I’ve been busy putting up canned produce for the winter and I’ve already exceeded the amount put up last year with quite a bit more to go. And while I get excited about putting up things I grew, I have no problem with putting up things I didn’t grow, especially if I really enjoy them. I do look for organic vegetables and fruits as I don’t want to be preserving insecticides and such.

Yesterday I was at the market looking for cherry peppers. I really want to have several quarts pickled before the snow flies and I found some, but they were not in good enough shape for me to purchase. I spoke with a couple produce managers and they seem to think it’ll be a few weeks yet before the supply is flush.

What I did find were flats of fresh figs. Their season seems quite short and supplies limited so I bought up two flats. Fresh figs are a favorite – tasting like a cross between a melon and a strawberry – they are also pretty to look at. While it is possible to grow them in this part of the country, it takes a green house to overwinter them.  This old timer is growing them and doing a splendid job.

I mentioned in a previous post I’m working my way through The Preservation Kitchen, (By the way I get nothing for mentioning that, I just love the book) and it contains a recipe for brandied figs. There are also a slew of recipes on the internet. The idea of sweet figs, drenched in brandy –  waiting to be popped out in the dark of  winter is an appealing one indeed! From topping ice cream or a simple cake and cream, as an accompaniment to a cheese plate, to reducing the liquid and making a savory side to rich meats, I can’t wait to try it!

It doesn’t take long to go from fresh to jarred – less than an hour. And the benefits will last into the dark cold dreary…. who am I kidding? I’ll probably have some this weekend!

From The Preservation Kitchen:

Brandied Figs

8 cups (2 L) figs – washed, stems removed, halved or quartered
1 2/3 cups (400 ml) brandy
1 1/3 cups + 2 tablespoons (350 ml) sugar
3/4 cup + 1 tablespoon (190 ml) water


  1. Prepare jars according to manufacturer’s directions
  2. Prepare waterbath pot
  3. In a large pot combine brandy, sugar and water to a boil, reduce heat and simmer until sugar dissolves
  4. Divide figs between jars
  5. Add brandy solution to jars, to 1/2″ headspace
  6. Wipe rims, put on lids, add bands and tighten until snug
  7. Process in hot water bath 15 minutes starting the timer when the water returns to a boil
  8. Turn off heat and let jars rest in pot a few minutes
  9. Remove from water bath and allow to cool completely before storing
  10. DSC06580a
    Are you canning any fruit this year?

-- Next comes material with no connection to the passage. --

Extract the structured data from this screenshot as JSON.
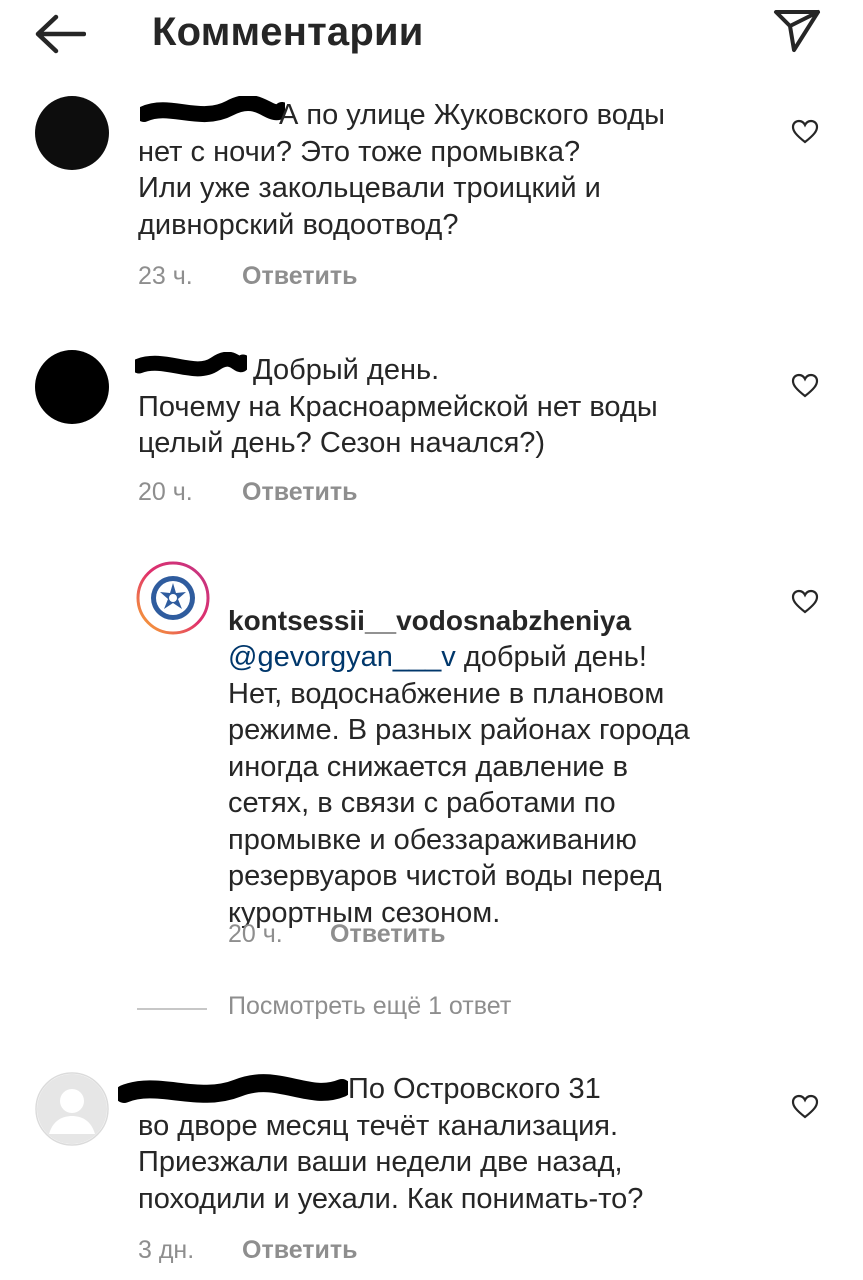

    By the way, if you have a keen eye, you’ll probably notice the liquid level in the jars is a little low. I attribute this to: 1) I didn’t get all the air out of the jar- the cup shape of the figs didn’t help even though I did use the bubble remover. and 2) I may have removed them from the water bath too soon. In any event they sealed perfectly so while they may be a little low they should be just fine to eat.

    Until next time, Eat well & Keep Digging!